Homework Problem:  Missing Materials


It happens far too often.  Math book, spelling words, science notebook, reading folder, vocabulary worksheet; at least one of these necessary things fail to make it home after school with your child so that homework can be completed.


It can be soooooooo frustrating!  You sit down to help with homework only to find the book, the paper, the chart, or some other vitally key element is not even there…it’s still at school.  Grrrrrrrr!


And then the scrambling starts.  Do we race back to school on the chance that the teacher is still in her classroom?  Do we call a friend?  Or should I just send my child to school tomorrow knowing that he’ll get another incomplete homework assignment?


Homework Solution: “Binder Reminder” 


Most teachers are more than happy to help with this solution as long as you make it easy for them.


Here’s what to do:  Make a list of any and all of the materials your child may need to take home from school and write them on an index card.

Next, laminate the card or wrap it in clear packing tape.  Then, ask your child’s teacher to attach the card to the upper corner of your child’s desk and help to implement a simple routine.


When homework is assigned throughout the day, ask the teacher to use a dry erase marker to circle the item your child will need for that assignment.  When it is time to pack up at the end of the day, your child should erase the circles for each item ONLY after he places it in his backpack.
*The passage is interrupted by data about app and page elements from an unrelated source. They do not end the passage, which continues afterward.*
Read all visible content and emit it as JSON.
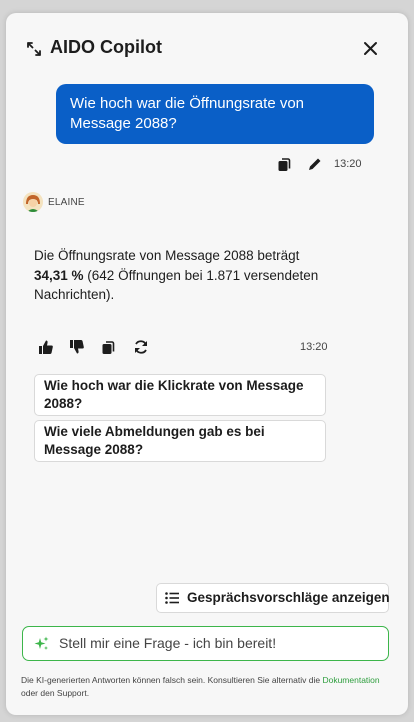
{
  "header": {
    "title": "AIDO Copilot",
    "expand_icon": "expand-icon",
    "close_icon": "close-icon"
  },
  "user_message": {
    "text": "Wie hoch war die Öffnungsrate von Message 2088?",
    "time": "13:20"
  },
  "agent": {
    "name": "ELAINE",
    "answer_prefix": "Die Öffnungsrate von Message 2088 beträgt ",
    "answer_bold": "34,31 %",
    "answer_suffix": " (642 Öffnungen bei 1.871 versendeten Nachrichten).",
    "time": "13:20"
  },
  "suggestions": [
    "Wie hoch war die Klickrate von Message 2088?",
    "Wie viele Abmeldungen gab es bei Message 2088?"
  ],
  "suggestions_button": "Gesprächsvorschläge anzeigen",
  "input": {
    "placeholder": "Stell mir eine Frage - ich bin bereit!"
  },
  "disclaimer": {
    "text_before": "Die KI-generierten Antworten können falsch sein. Konsultieren Sie alternativ die ",
    "link": "Dokumentation",
    "text_after": " oder den Support."
  },
  "colors": {
    "accent_blue": "#0a5fc7",
    "accent_green": "#3cb54a",
    "link_green": "#2e9e3e"
  }
}
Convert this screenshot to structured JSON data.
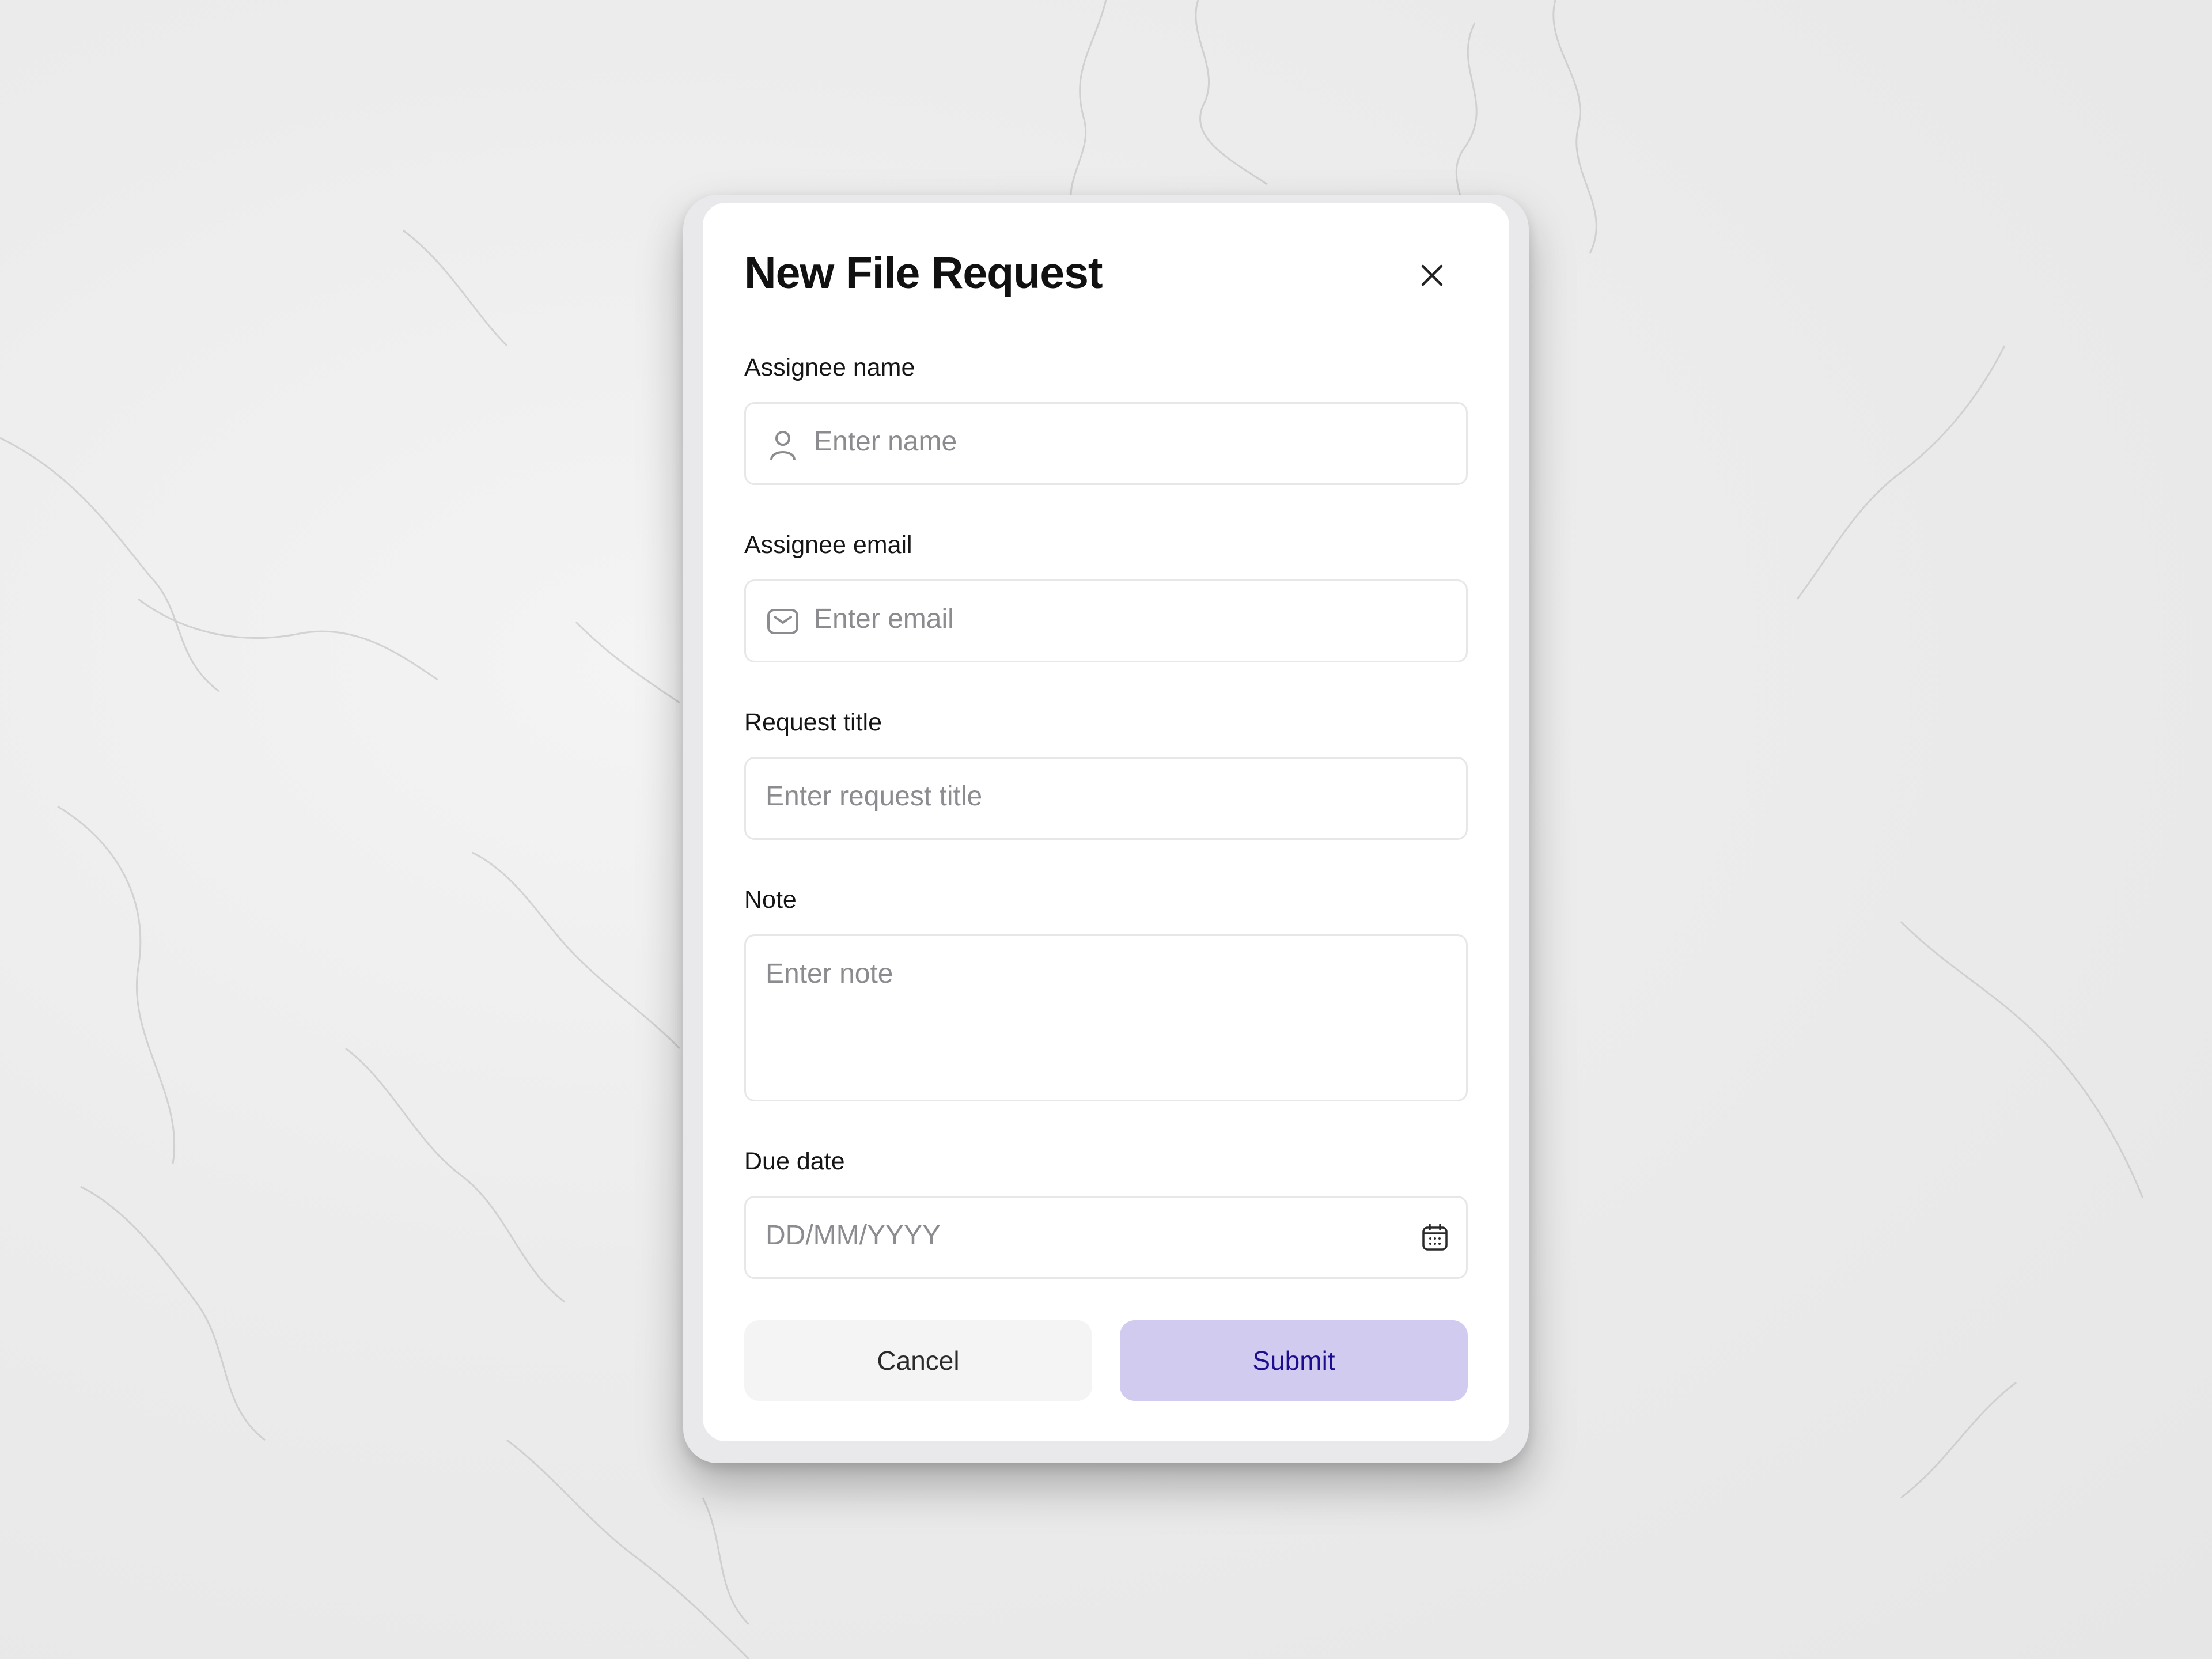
{
  "modal": {
    "title": "New File Request",
    "close_icon": "close-icon"
  },
  "fields": {
    "assignee_name": {
      "label": "Assignee name",
      "placeholder": "Enter  name",
      "icon": "user-icon"
    },
    "assignee_email": {
      "label": "Assignee email",
      "placeholder": "Enter  email",
      "icon": "mail-icon"
    },
    "request_title": {
      "label": "Request title",
      "placeholder": "Enter request title"
    },
    "note": {
      "label": "Note",
      "placeholder": "Enter note"
    },
    "due_date": {
      "label": "Due date",
      "placeholder": "DD/MM/YYYY",
      "icon": "calendar-icon"
    }
  },
  "actions": {
    "cancel_label": "Cancel",
    "submit_label": "Submit"
  },
  "colors": {
    "submit_bg": "#d2cbf0",
    "submit_text": "#1b0d8e",
    "cancel_bg": "#f4f4f5",
    "background": "#ececec"
  }
}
This will not only help your child to develop independence, but save you from any more after school scavenger hunts!


Make SURE you reward the teacher with a personal thank you note (an email does NOT count!).


What is Really going on When a Smart Child is Struggling in School?

When smart children or teens struggle in school or have to work harder and longer than they should in order to keep up or make the grade, it is almost always because there are one or more areas of underlying processing/learning skills that are not supporting them well enough.

Accommodations at school or through traditional tutoring may help students to get by, but just coping with a problem for a long period of time is not comfortable and is not the answer.

These underlying processing/learning skills can be dramatically improved or completely corrected through specific brain training.

With the right kind of help, children and adults with learning challenges can work to their potential, comfortably and independently.